(Data excerpts)
○ ○ ○ ○ ○ ○ ○
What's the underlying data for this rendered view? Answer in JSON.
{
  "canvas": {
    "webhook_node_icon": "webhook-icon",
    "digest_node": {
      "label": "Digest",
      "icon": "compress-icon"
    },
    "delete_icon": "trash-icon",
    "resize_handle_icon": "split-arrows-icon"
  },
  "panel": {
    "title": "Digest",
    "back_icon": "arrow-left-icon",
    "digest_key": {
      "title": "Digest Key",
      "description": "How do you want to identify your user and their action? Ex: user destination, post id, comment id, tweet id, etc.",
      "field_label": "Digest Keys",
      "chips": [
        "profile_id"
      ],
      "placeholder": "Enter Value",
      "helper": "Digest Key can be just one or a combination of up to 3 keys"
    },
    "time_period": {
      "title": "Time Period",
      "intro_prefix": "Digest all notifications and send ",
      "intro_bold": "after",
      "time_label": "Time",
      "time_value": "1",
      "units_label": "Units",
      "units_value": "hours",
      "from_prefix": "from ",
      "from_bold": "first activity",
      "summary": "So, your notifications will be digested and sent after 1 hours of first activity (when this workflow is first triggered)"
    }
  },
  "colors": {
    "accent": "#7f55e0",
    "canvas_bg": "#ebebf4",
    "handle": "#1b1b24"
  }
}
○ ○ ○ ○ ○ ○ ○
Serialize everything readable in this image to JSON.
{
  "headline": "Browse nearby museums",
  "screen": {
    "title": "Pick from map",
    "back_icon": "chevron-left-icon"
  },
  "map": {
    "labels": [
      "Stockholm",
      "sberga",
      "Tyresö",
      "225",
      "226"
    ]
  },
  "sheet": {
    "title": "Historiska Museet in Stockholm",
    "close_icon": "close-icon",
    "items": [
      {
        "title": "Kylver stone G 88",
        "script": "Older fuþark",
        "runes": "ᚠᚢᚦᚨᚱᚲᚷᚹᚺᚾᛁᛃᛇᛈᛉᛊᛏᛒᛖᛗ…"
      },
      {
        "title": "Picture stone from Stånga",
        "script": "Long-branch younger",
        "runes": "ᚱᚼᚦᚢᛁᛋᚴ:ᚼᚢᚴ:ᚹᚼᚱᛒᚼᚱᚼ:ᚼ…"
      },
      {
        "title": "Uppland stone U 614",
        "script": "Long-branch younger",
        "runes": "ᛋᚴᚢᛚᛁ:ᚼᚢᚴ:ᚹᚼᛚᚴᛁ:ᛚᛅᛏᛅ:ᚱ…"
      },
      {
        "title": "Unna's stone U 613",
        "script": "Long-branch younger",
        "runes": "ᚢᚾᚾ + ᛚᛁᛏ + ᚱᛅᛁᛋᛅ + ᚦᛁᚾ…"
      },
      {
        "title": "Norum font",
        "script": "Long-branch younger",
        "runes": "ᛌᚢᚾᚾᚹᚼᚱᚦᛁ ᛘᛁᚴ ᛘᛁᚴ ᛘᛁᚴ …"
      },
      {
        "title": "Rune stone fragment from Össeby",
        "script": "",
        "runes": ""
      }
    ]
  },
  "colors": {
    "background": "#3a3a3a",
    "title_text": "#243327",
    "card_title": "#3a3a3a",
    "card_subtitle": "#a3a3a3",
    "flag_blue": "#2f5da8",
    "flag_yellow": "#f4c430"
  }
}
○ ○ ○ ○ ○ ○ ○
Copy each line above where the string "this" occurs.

What's the underlying data for this rendered view? Answer in JSON.
      "summary": "So, your notifications will be digested and sent after 1 hours of first activity (when this workflow is first triggered)"
Serialize everything readable in this image to JSON.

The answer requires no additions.